Report, p. 336.
that the Hindoo must eat an enormous quantity of rice, to extract from it the necessary amount of nitrogenous material; but this only renders Liebig's theory more open to destruction on another side; for, if we grant that the Hindoo eats ten pounds of rice for every pound of beef eaten by the Englishman, although we thereby account for the needful supply of plastic material, we are then called upon to account for the disposal of this enormous mass of respiratory material. We are told that starch, fats, sugars, and other non-nitrogenous matters, are incapable of entering into the composition of tissues, or of furnishing plastic material," they only serve to keep up the temperature of the body, being rapidly burnt in the body." We are further told that the demand for such substances is necessarily much greater in cold than in hot countries, because of the greater amount of heat required to keep the body at its proper point.

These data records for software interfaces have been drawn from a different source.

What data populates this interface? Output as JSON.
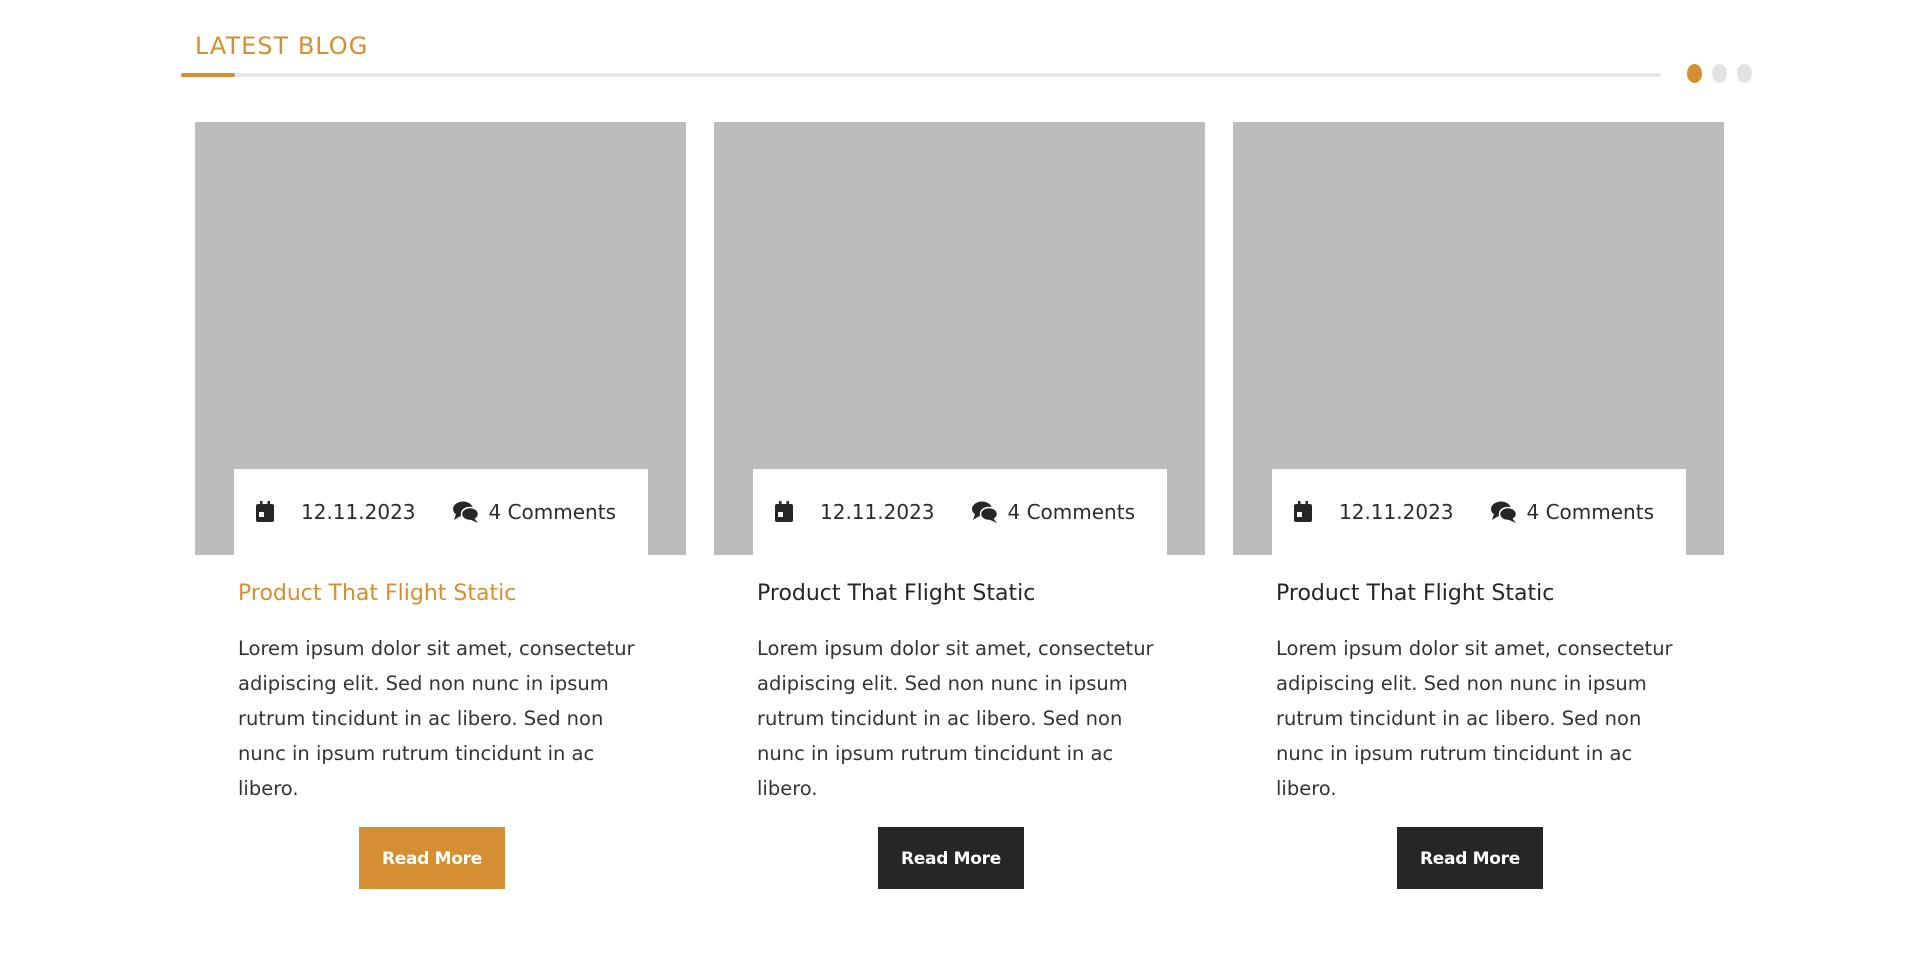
{
  "section": {
    "title": "LATEST BLOG"
  },
  "colors": {
    "accent": "#d48f33",
    "dark": "#262626",
    "image_placeholder": "#bcbcbc",
    "dot_inactive": "#e2e2e2",
    "line": "#e6e6e6"
  },
  "carousel": {
    "dots": 3,
    "active": 0
  },
  "posts": [
    {
      "date": "12.11.2023",
      "comments": "4 Comments",
      "title": "Product That Flight Static",
      "excerpt": "Lorem ipsum dolor sit amet, consectetur adipiscing elit. Sed non nunc in ipsum rutrum tincidunt in ac libero. Sed non nunc in ipsum rutrum tincidunt in ac libero.",
      "button": "Read More",
      "highlighted": true
    },
    {
      "date": "12.11.2023",
      "comments": "4 Comments",
      "title": "Product That Flight Static",
      "excerpt": "Lorem ipsum dolor sit amet, consectetur adipiscing elit. Sed non nunc in ipsum rutrum tincidunt in ac libero. Sed non nunc in ipsum rutrum tincidunt in ac libero.",
      "button": "Read More",
      "highlighted": false
    },
    {
      "date": "12.11.2023",
      "comments": "4 Comments",
      "title": "Product That Flight Static",
      "excerpt": "Lorem ipsum dolor sit amet, consectetur adipiscing elit. Sed non nunc in ipsum rutrum tincidunt in ac libero. Sed non nunc in ipsum rutrum tincidunt in ac libero.",
      "button": "Read More",
      "highlighted": false
    }
  ],
  "icons": {
    "date": "calendar-icon",
    "comments": "comments-icon"
  }
}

"In winter, when we take exercise in a cold atmosphere, and when, consequently, the amount of inspired oxygen increases, the necessity for food containing carbon and hydrogen increases in the same ratio; and by gratifying the appetite thus excited, we obtain the most efficient protection against the most piercing cold. The oxygen taken into the system is given out again in the same form, both in summer and winter: we expire more carbon at a low than at a high temperature, and require more or less carbon in our food in the same proportion; and consequently more is respired in Sweden than in Sicily; and in our own country, an eighth more in winter than in summer. If an equal weight of food is consumed in hot and cold climates, Infinite Wisdom has ordained that very unequal proportions of carbon shall be taken in it. The fruits used by the inhabitants of southern climes, do not contain, in a fresh state, more than 12 per cent of carbon, while the blubber and train-oil which feed the inhabitants of the polar regions, contain 66 to 80 per cent of that element."+
Considering the importance of the idea, one cannot but be struck with the singular meagreness of these illustrations. That the fruits eaten
+ LIEBIG, Chemical Letters, p. 320..